It’s October and soon Old Man Winter will be arriving. Are you prepared?
I don’t mean is your house winterized or have you pulled out your winter clothes from the attic, but is your garden ready for the cold blast we are about to get?
As we don’t have a delete button for winter it is time to do a little work to prepare your garden for winter. By preparing your garden you will be protecting it from the potential harm the cold can do to your plants. Things like watering, fertilizing, pruning, cleaning up, and mulching will make the difference between a garden that just survives and one that thrives come spring.
Winter is my excuse for drinking more tea and like me the plants need more fluids in the winter. A major cause of winter damage is a lack of water.
Plants need water even through the winter months. Deep watering so that there is moisture below the frost line will help to ensure your plants’ survival.
If you have clay soil that means slow watering over a longer period so that the water is absorbed.
Remember that if the winter is drier than usual, you will need to water once a month to maintain your plants.
Fertilizing? Maybe So
Most of your garden should have already been fertilized during the spring or late summer when the plants actively use the nutrients the fertilizer provides.
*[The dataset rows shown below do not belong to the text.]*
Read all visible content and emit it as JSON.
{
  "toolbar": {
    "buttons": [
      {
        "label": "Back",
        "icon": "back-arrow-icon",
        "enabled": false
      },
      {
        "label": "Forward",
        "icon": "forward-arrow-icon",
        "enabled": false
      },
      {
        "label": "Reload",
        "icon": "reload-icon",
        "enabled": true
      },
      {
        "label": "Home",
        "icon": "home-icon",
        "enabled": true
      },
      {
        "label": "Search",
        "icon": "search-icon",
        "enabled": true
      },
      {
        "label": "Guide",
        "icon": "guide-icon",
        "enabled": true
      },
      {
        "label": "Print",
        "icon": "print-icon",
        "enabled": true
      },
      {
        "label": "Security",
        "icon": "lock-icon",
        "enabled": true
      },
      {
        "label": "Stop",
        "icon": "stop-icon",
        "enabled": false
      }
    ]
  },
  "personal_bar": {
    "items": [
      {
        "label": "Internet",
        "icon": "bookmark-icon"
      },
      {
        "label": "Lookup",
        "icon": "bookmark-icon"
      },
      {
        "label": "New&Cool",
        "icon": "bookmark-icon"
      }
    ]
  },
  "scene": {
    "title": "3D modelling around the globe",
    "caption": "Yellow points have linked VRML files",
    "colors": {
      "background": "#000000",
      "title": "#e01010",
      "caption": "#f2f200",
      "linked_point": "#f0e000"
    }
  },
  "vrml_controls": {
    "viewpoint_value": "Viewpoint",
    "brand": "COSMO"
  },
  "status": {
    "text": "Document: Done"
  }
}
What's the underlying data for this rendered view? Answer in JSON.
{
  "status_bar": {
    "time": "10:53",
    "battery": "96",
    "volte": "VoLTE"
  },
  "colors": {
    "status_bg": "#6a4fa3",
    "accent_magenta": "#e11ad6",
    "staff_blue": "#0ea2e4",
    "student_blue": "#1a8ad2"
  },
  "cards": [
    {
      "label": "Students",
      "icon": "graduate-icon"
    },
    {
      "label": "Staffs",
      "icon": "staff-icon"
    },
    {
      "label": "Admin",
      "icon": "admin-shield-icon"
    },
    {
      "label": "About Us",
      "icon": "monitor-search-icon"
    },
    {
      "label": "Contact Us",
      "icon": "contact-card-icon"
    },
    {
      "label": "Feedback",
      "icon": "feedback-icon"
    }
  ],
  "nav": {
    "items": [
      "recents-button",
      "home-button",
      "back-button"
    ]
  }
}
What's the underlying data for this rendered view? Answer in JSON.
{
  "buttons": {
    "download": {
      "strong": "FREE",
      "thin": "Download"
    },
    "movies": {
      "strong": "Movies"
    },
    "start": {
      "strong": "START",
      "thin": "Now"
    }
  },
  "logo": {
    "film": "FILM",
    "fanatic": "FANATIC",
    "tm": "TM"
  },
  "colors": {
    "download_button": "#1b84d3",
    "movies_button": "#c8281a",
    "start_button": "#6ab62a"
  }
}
However, if your plants are looking a little stressed or your soil test indicates a deficiency, then you can do a fall application of fertilizer.
You would apply a low nitrogen fertilizer after the first frost but before the first freeze. This will help prevent winter damage.
Pruning: Yes & N0
Winter is when you want to do most of your pruning. Remove any dead, broken, insect-infested or diseased limbs.
Don’t put these limbs in your compost as many diseases and insects can survive the winter.
Don’t remove limbs from newly planted trees. Save the drastic pruning for the next winter.
Cleaning? Not So Much
Most gardens are spent by this time of year. Many people go through their gardens cutting back all the perennials. Cutting back should be kept to a minimum. This is not necessary unless the plant is diseased.
Leaving the stalks and seed heads is both beneficial to the plants and the wild life. Clean up but leave as much of the plant as you can (making sure to remove infested debris).
This is also a good time to weed. The weed may look like it is dead, but its roots are not.
Once the garden has been cleaned up you can see which plants are overgrown and need dividing. This is a good time to divide and plant perennials, before the frost.
Mulch – Later
Mulching is like putting on that winter sweater that covers you up and keeps you warm. It covers up the soil and helps to maintain soil temperature.
But a frost/thaw cycle can be more damaging to your plants than a solid winter blast. The mulch may warm up the ground so much that it promotes plant growth. So, wait until the first frost to mulch. A 3 to 4 inch layer of mulch also helps to keep your plants from heaving up out of the ground.
Avoid piling your mulch volcano style around trees. This promotes insect infestations and may even allow them to over winter. It also can promote rot.
With a little work in the fall and then in the winter, you can thwart Old Man Winter and have a thriving garden in the spring. Remember: each season brings its own joy in the garden. To appreciate the beauty of a snowflake, you have to stand out in the cold.
Walker, Jennifer (2019) SJU Expert Offers Tips on Winterizing Your Garden. https://www.sju.edu
Sanchez, Nicole (2020) Five Garden Winterizing Tips. https://extension.oreganstate.edu
Master Gardener Program (2020) Winterizing Your Yard. http://s3.wp.wsu.edu